It’s premature to say the winds of change are blowing, but we may be seeing the beginnings of a breeze. This month, more than 100 congressional lawmakers, including 11 House Republicans, wrote a letter to President Trump urging him to address climate change and the threat it poses to national security after his administration left the issue out of its national security strategy.
William Ruckelshaus, who served as EPA administrator under Nixon and President Reagan, has met with a number of eco-right organizations.

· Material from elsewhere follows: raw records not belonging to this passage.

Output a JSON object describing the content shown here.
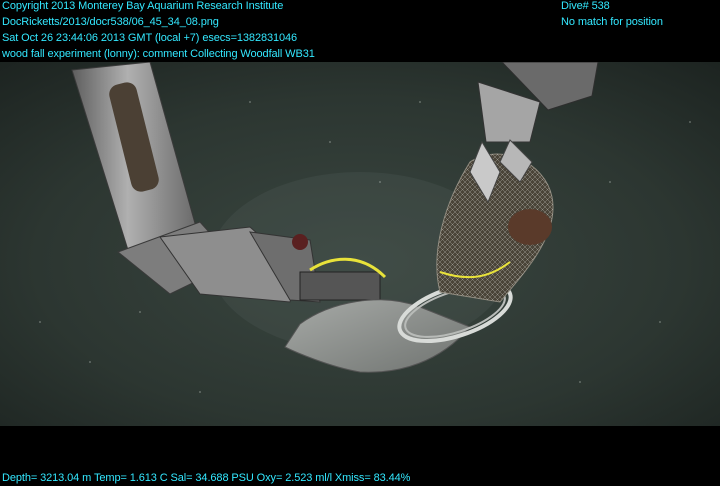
{
  "overlay": {
    "header_lines": [
      "Copyright 2013 Monterey Bay Aquarium Research Institute",
      "DocRicketts/2013/docr538/06_45_34_08.png",
      "Sat Oct 26 23:44:06 2013 GMT (local +7)  esecs=1382831046",
      "wood fall experiment (lonny): comment Collecting Woodfall WB31"
    ],
    "dive": "Dive# 538",
    "position_status": "No match for position",
    "telemetry": "Depth= 3213.04 m  Temp= 1.613 C  Sal= 34.688 PSU  Oxy= 2.523 ml/l  Xmiss= 83.44%"
  },
  "scene": {
    "subjects": [
      "manipulator-arm",
      "sampling-net",
      "mesh-bag",
      "wood-sample",
      "gripper-claw"
    ],
    "colors": {
      "background": "#000000",
      "water": "#2f3a35",
      "arm_metal": "#8a8a8a",
      "net_bag": "#9a9c9a",
      "cable": "#e8e23a",
      "text": "#33e8ff"
    }
  }
}
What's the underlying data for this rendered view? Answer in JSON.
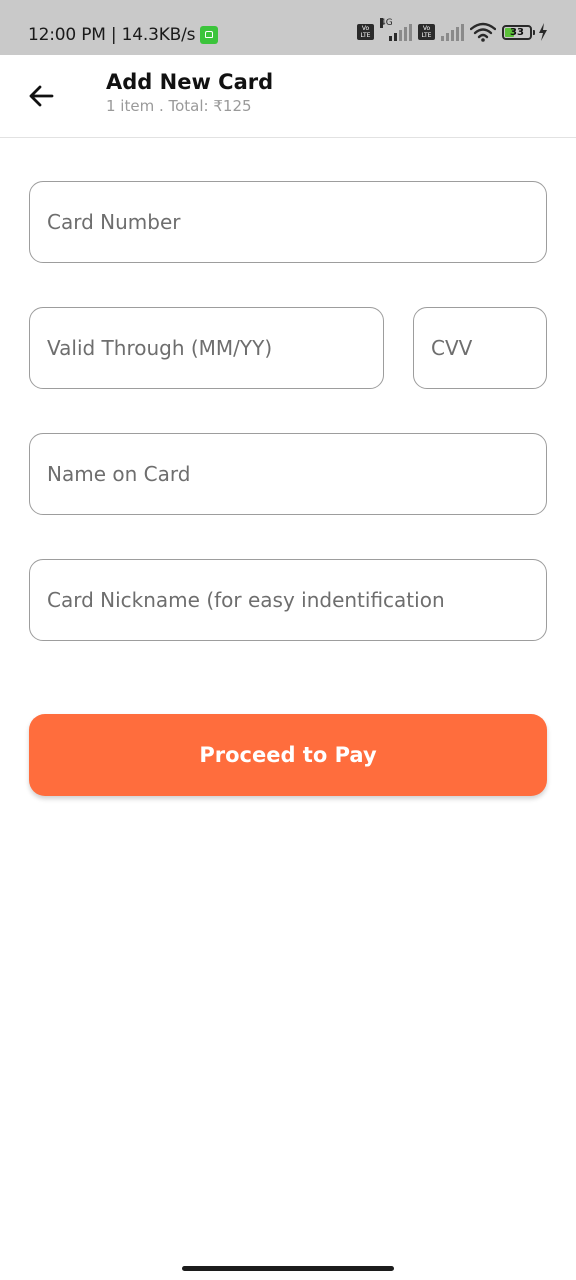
{
  "status_bar": {
    "time_speed": "12:00 PM | 14.3KB/s",
    "network_type": "4G",
    "volte_label": "Vo LTE",
    "battery_level": "33",
    "icons": [
      "app-notification-icon",
      "volte-icon",
      "signal-icon",
      "wifi-icon",
      "battery-icon",
      "charging-icon"
    ]
  },
  "header": {
    "title": "Add New Card",
    "subtitle": "1 item . Total: ₹125",
    "back_icon": "arrow-left-icon"
  },
  "form": {
    "card_number": {
      "value": "",
      "placeholder": "Card Number"
    },
    "valid_through": {
      "value": "",
      "placeholder": "Valid Through (MM/YY)"
    },
    "cvv": {
      "value": "",
      "placeholder": "CVV"
    },
    "name_on_card": {
      "value": "",
      "placeholder": "Name on Card"
    },
    "card_nickname": {
      "value": "",
      "placeholder": "Card Nickname (for easy indentification"
    }
  },
  "actions": {
    "proceed_label": "Proceed to Pay"
  },
  "colors": {
    "accent": "#ff6d3d",
    "status_bar_bg": "#c9c9c9",
    "field_border": "#9d9d9d",
    "subtitle_text": "#9a9a9a"
  }
}
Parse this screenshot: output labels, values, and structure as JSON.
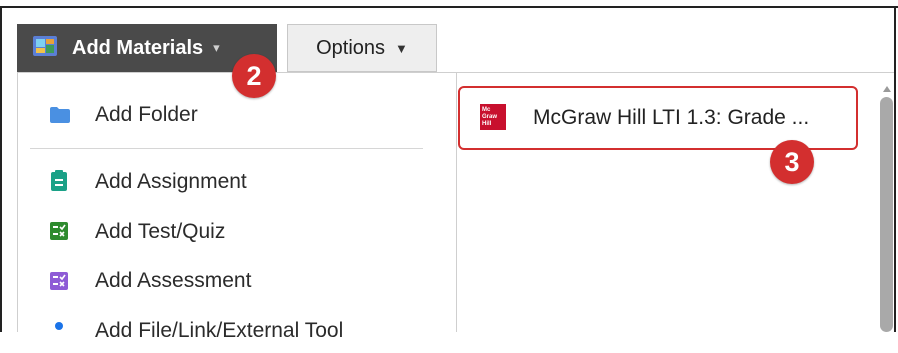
{
  "toolbar": {
    "add_materials": {
      "label": "Add Materials",
      "icon": "add-materials-icon",
      "caret": "▾"
    },
    "options": {
      "label": "Options",
      "caret": "▼"
    }
  },
  "callouts": {
    "two": "2",
    "three": "3"
  },
  "menu": {
    "items": [
      {
        "label": "Add Folder",
        "icon": "folder-icon",
        "color": "#4a90e2"
      },
      {
        "label": "Add Assignment",
        "icon": "assignment-icon",
        "color": "#1aa187"
      },
      {
        "label": "Add Test/Quiz",
        "icon": "test-quiz-icon",
        "color": "#2e8b2e"
      },
      {
        "label": "Add Assessment",
        "icon": "assessment-icon",
        "color": "#8e5bd6"
      },
      {
        "label": "Add File/Link/External Tool",
        "icon": "file-link-icon",
        "color": "#1a73e8"
      }
    ]
  },
  "results": {
    "items": [
      {
        "label": "McGraw Hill LTI 1.3: Grade ...",
        "logo_text": "Mc Graw Hill",
        "logo_color": "#c8102e"
      }
    ]
  },
  "colors": {
    "highlight": "#d32f2f",
    "dark_button": "#4a4a4a"
  }
}
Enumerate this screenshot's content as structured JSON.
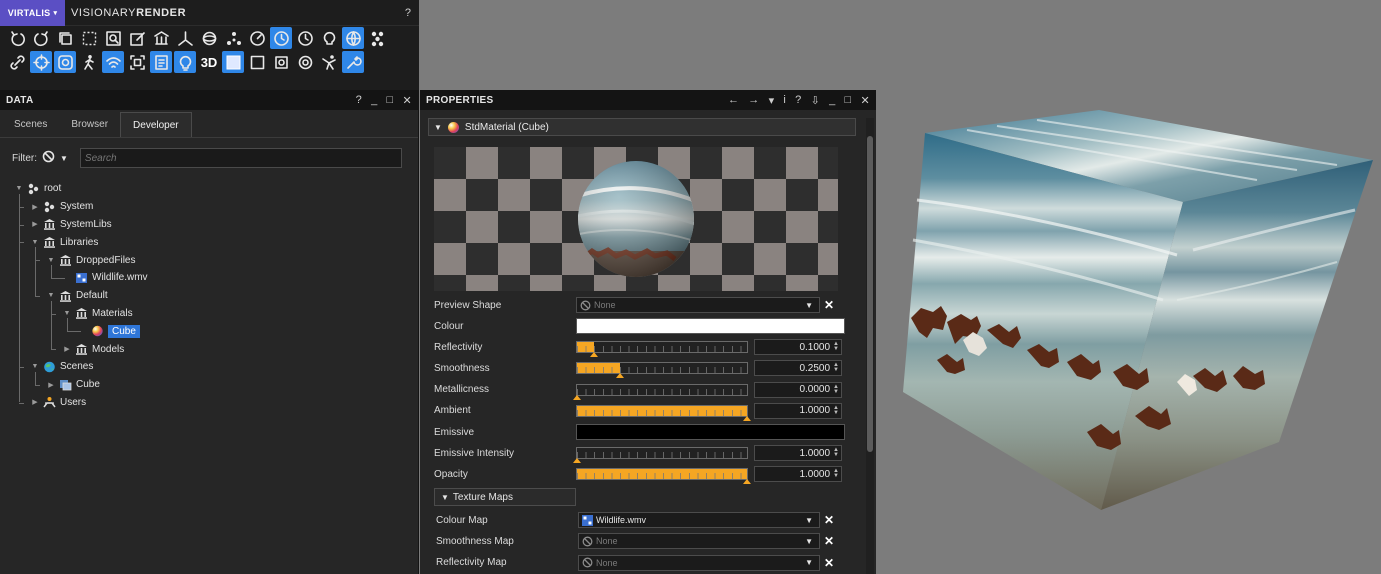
{
  "app": {
    "brand": "VIRTALIS",
    "title_light": "VISIONARY",
    "title_bold": "RENDER",
    "help": "?"
  },
  "toolbar": {
    "row1": [
      "undo-icon",
      "redo-icon",
      "copy-icon",
      "marquee-select-icon",
      "zoom-icon",
      "edit-icon",
      "bank-add-icon",
      "axes-icon",
      "sphere-icon",
      "nodes-icon",
      "gauge-icon",
      "clock-active-icon",
      "clock-icon",
      "bulb-cycle-icon",
      "network-active-icon",
      "molecule-icon"
    ],
    "row1_active": [
      11,
      14
    ],
    "row2": [
      "link-icon",
      "crosshair-active-icon",
      "scene-active-icon",
      "walk-icon",
      "wifi-active-icon",
      "frame-icon",
      "document-active-icon",
      "bulb-active-icon",
      "3d-label",
      "square-filled-icon",
      "square-outline-icon",
      "chip-icon",
      "settings-ring-icon",
      "figure-icon",
      "wrench-active-icon"
    ],
    "row2_active": [
      1,
      2,
      4,
      6,
      7,
      9,
      14
    ],
    "label_3d": "3D"
  },
  "data_panel": {
    "title": "DATA",
    "controls": [
      "?",
      "_",
      "□",
      "✕"
    ],
    "tabs": [
      {
        "label": "Scenes",
        "active": false
      },
      {
        "label": "Browser",
        "active": false
      },
      {
        "label": "Developer",
        "active": true
      }
    ],
    "filter_label": "Filter:",
    "search_placeholder": "Search",
    "tree": [
      {
        "label": "root",
        "depth": 0,
        "expanded": true,
        "icon": "nodes-icon"
      },
      {
        "label": "System",
        "depth": 1,
        "expanded": false,
        "icon": "nodes-icon"
      },
      {
        "label": "SystemLibs",
        "depth": 1,
        "expanded": false,
        "icon": "library-icon"
      },
      {
        "label": "Libraries",
        "depth": 1,
        "expanded": true,
        "icon": "library-icon"
      },
      {
        "label": "DroppedFiles",
        "depth": 2,
        "expanded": true,
        "icon": "library-icon"
      },
      {
        "label": "Wildlife.wmv",
        "depth": 3,
        "leaf": true,
        "icon": "video-icon"
      },
      {
        "label": "Default",
        "depth": 2,
        "expanded": true,
        "icon": "library-icon"
      },
      {
        "label": "Materials",
        "depth": 3,
        "expanded": true,
        "icon": "library-icon"
      },
      {
        "label": "Cube",
        "depth": 4,
        "leaf": true,
        "selected": true,
        "icon": "material-icon"
      },
      {
        "label": "Models",
        "depth": 3,
        "expanded": false,
        "icon": "library-icon"
      },
      {
        "label": "Scenes",
        "depth": 1,
        "expanded": true,
        "icon": "globe-icon"
      },
      {
        "label": "Cube",
        "depth": 2,
        "expanded": false,
        "icon": "scene-node-icon"
      },
      {
        "label": "Users",
        "depth": 1,
        "expanded": false,
        "icon": "users-icon"
      }
    ]
  },
  "props_panel": {
    "title": "PROPERTIES",
    "controls": [
      "←",
      "→",
      "▾",
      "i",
      "?",
      "⇩",
      "_",
      "□",
      "✕"
    ],
    "material_header": "StdMaterial (Cube)",
    "preview_shape": {
      "label": "Preview Shape",
      "value": "None"
    },
    "colour": {
      "label": "Colour",
      "color": "#ffffff"
    },
    "sliders": [
      {
        "label": "Reflectivity",
        "fraction": 0.1,
        "value": "0.1000"
      },
      {
        "label": "Smoothness",
        "fraction": 0.25,
        "value": "0.2500"
      },
      {
        "label": "Metallicness",
        "fraction": 0.0,
        "value": "0.0000"
      },
      {
        "label": "Ambient",
        "fraction": 1.0,
        "value": "1.0000"
      }
    ],
    "emissive": {
      "label": "Emissive",
      "color": "#000000"
    },
    "sliders2": [
      {
        "label": "Emissive Intensity",
        "fraction": 0.0,
        "value": "1.0000"
      },
      {
        "label": "Opacity",
        "fraction": 1.0,
        "value": "1.0000"
      }
    ],
    "texture_maps_label": "Texture Maps",
    "maps": [
      {
        "label": "Colour Map",
        "value": "Wildlife.wmv",
        "set": true
      },
      {
        "label": "Smoothness Map",
        "value": "None",
        "set": false
      },
      {
        "label": "Reflectivity Map",
        "value": "None",
        "set": false
      }
    ]
  },
  "colors": {
    "accent": "#2f87e8",
    "slider_fill": "#f5a623",
    "brand": "#5b4fc4"
  }
}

He believes massive support for significant action on global warming is “going to have to include conservative groups, and virtually every discipline in society.” When Republicans do finally warm up to the idea of a conservative environmental movement, the eco-right will step out of the wings.
“They’re going to begin to get worried” about the growing impacts of a warming planet, Ruckelshaus said. “If there are organizations that they feel more comfortable with, they’re more likely to sign on.”
The eco-right hasn’t exactly received a warm embrace from the conservative movement. In 2014, the Washington, DC-based public relations firm Berman and Company launched the Environmental Policy Alliance—yes, EPA for short. The outfit is “devoted to uncovering the funding and hidden agendas behind environmental activist groups.” Among its targets: climate-conscious organizations like Tanner’s Conservation Hawks.
Shortly after it started, the alliance launched a website called Green Decoys, which claims that left-wing environmental NGOs use sportsmen as a cover for their “radical environmental activist” agendas.
The site has a different informational video targeting each kind of American conservation group. In the “Montana” video, a man in camouflage carrying a rifle speaks straight into the camera. “I’m a real sportsman,” he says. “And I’m a member of organizations that support hunting and fishing.” His double appears on screen, wearing a camo neckerchief. “And I’m a phony sportsman,” the double says. “I support candidates that think we cling to our guns because we just don’t know any better.”
Tanner isn’t worried about people who question his legitimacy. “If the folks who run Green Decoys, and I’m well aware of who they are, want to get together and see who’s a better hunter or fisher, or who’s the real deal and who’s not,” he said, “we are more than happy to have that conversation.”
Bozmoski recognizes that some conservatives have gone too far down the path of denial to be receptive to RepublicEn’s message. “We aren’t big enough to go around persuading people who really believe, to their core, that this is a government conspiracy,” he said. “We don’t worry about the people on the fringe who are hobbyists in antagonism on climate change.”
Fernandez hopes the tide of support for environmental legislation will rise to the highest levels of government.
“Climate change doesn’t have a political affiliation,” she said. She believes that even President Trump might change his tune if the solution is “repackaged as something that benefits the United States of America.”
What should the eco-right do while the top dogs on Capitol Hill insist on looking the other way? Ruckelshaus, the former EPA chief, says to “keep on.” But as we descend into ever-worsening environmental chaos, the question remains: How soon can these conservatives alter the course of history?